• **Task objective**
Which lines in the data contain the word "Loja"? Please copy each of them.

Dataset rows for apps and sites
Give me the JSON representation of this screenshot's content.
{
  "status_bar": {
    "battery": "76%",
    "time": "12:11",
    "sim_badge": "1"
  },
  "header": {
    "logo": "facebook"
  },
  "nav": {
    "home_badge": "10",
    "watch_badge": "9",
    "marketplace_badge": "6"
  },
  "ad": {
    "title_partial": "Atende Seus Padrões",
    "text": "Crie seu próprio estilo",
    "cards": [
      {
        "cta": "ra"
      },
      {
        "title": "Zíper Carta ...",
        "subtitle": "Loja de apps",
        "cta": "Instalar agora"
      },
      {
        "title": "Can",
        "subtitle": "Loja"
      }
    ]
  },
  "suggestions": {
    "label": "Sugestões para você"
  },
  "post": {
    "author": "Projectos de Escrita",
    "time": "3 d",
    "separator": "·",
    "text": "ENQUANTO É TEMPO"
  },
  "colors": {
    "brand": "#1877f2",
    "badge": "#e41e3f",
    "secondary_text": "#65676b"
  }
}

• **Solution to this exercise**
        "subtitle": "Loja de apps",
        "subtitle": "Loja"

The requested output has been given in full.